Top of Supplied information
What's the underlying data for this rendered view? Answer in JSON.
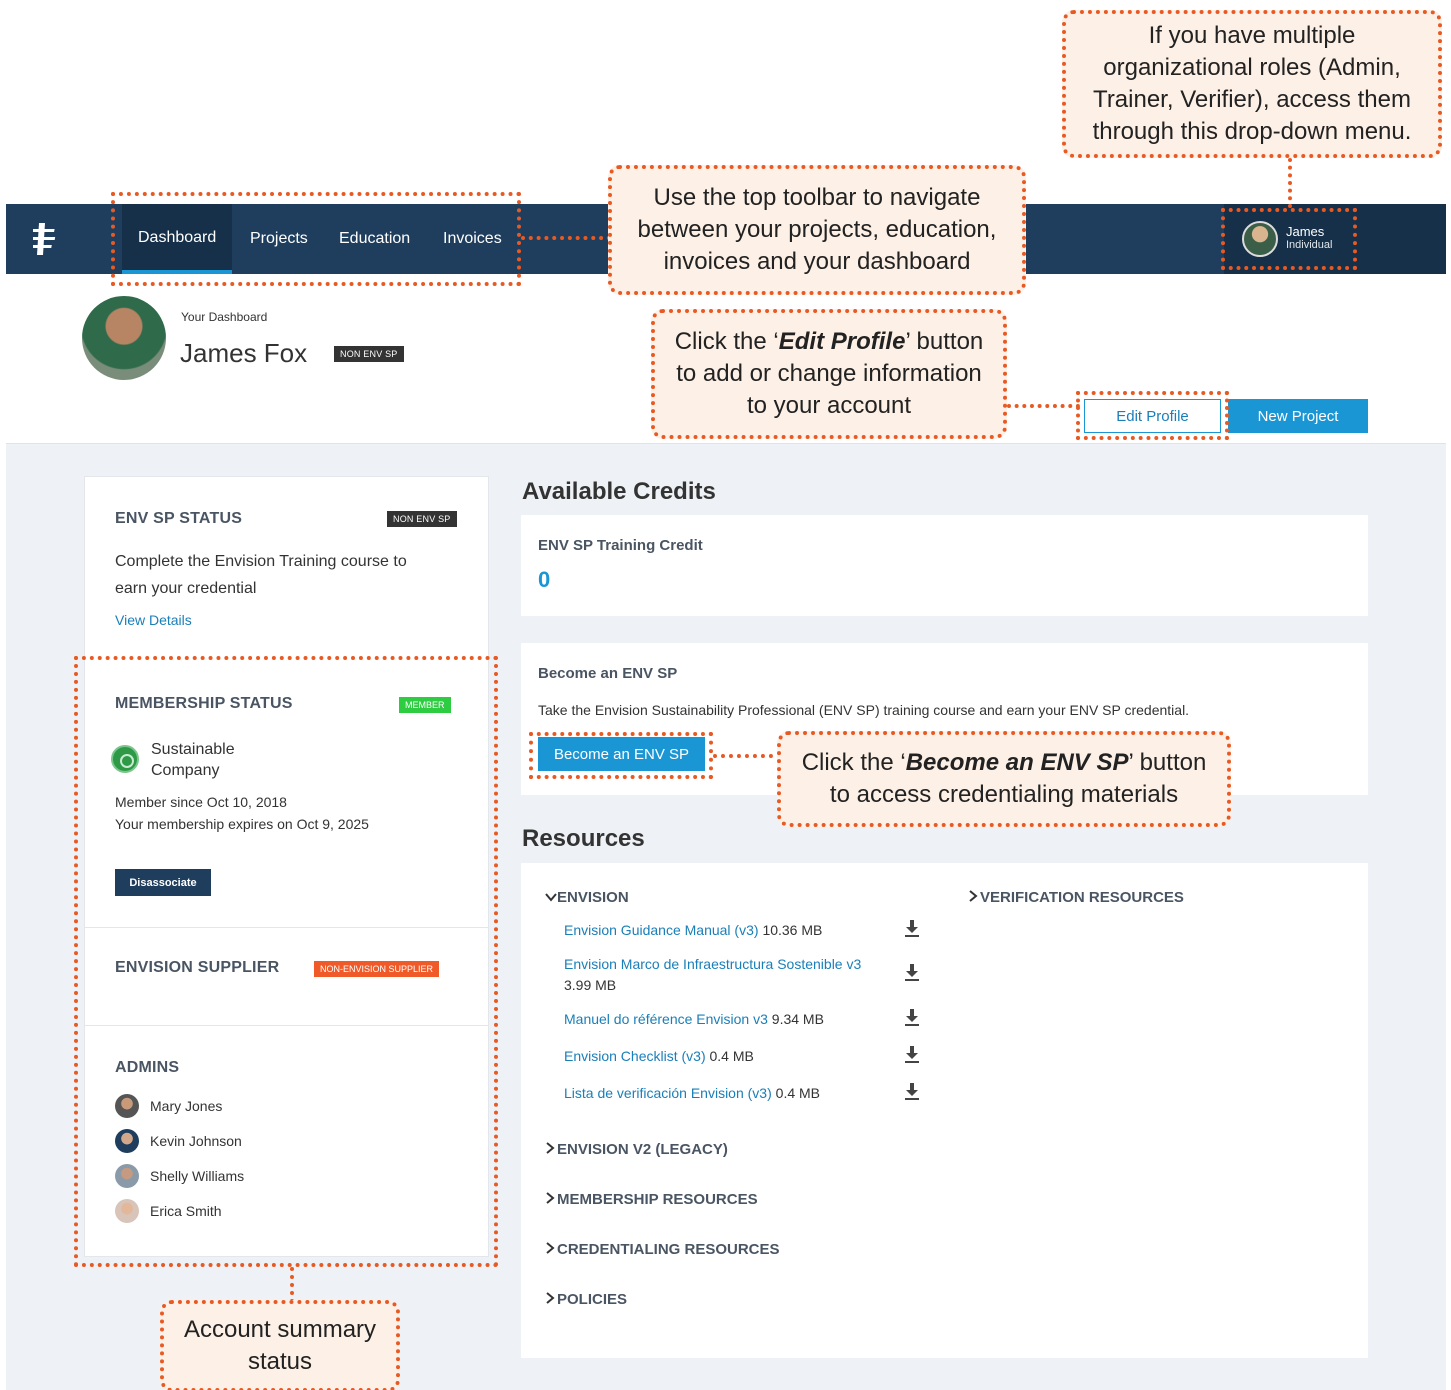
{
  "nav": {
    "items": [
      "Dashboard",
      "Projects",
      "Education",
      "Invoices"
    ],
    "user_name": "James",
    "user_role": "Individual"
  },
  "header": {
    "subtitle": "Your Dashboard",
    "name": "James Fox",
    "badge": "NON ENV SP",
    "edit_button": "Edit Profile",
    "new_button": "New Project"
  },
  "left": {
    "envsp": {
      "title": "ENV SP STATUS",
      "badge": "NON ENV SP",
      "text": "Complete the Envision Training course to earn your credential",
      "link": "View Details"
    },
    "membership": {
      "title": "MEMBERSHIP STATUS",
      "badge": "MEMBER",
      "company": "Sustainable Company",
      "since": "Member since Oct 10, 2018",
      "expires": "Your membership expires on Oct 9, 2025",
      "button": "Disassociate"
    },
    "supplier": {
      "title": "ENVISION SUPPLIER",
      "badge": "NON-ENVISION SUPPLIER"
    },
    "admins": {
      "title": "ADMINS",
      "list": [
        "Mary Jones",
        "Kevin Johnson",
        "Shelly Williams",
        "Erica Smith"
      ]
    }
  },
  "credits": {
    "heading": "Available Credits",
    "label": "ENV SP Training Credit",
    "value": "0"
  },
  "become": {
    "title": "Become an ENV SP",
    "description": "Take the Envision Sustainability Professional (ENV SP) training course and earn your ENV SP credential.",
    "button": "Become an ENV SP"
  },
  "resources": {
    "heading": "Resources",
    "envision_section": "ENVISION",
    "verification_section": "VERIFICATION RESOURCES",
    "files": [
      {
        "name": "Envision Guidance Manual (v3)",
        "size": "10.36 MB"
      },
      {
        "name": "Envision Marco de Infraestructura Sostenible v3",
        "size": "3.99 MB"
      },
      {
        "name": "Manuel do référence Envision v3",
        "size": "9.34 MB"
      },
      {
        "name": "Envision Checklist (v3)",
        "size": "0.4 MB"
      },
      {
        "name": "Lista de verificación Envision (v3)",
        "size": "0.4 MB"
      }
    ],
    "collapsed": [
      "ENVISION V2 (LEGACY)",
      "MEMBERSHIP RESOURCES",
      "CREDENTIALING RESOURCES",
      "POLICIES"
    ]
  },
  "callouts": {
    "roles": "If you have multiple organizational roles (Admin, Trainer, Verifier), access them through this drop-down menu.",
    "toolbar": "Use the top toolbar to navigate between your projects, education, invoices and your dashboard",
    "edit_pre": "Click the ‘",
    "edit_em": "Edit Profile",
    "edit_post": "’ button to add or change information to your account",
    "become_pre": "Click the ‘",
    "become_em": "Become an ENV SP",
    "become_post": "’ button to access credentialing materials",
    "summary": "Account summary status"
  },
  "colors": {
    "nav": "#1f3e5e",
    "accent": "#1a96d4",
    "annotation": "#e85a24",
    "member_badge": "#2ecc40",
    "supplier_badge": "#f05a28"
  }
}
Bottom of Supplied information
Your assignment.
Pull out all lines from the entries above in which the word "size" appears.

Response for this exercise.
        "size": "10.36 MB"
        "size": "3.99 MB"
        "size": "9.34 MB"
        "size": "0.4 MB"
        "size": "0.4 MB"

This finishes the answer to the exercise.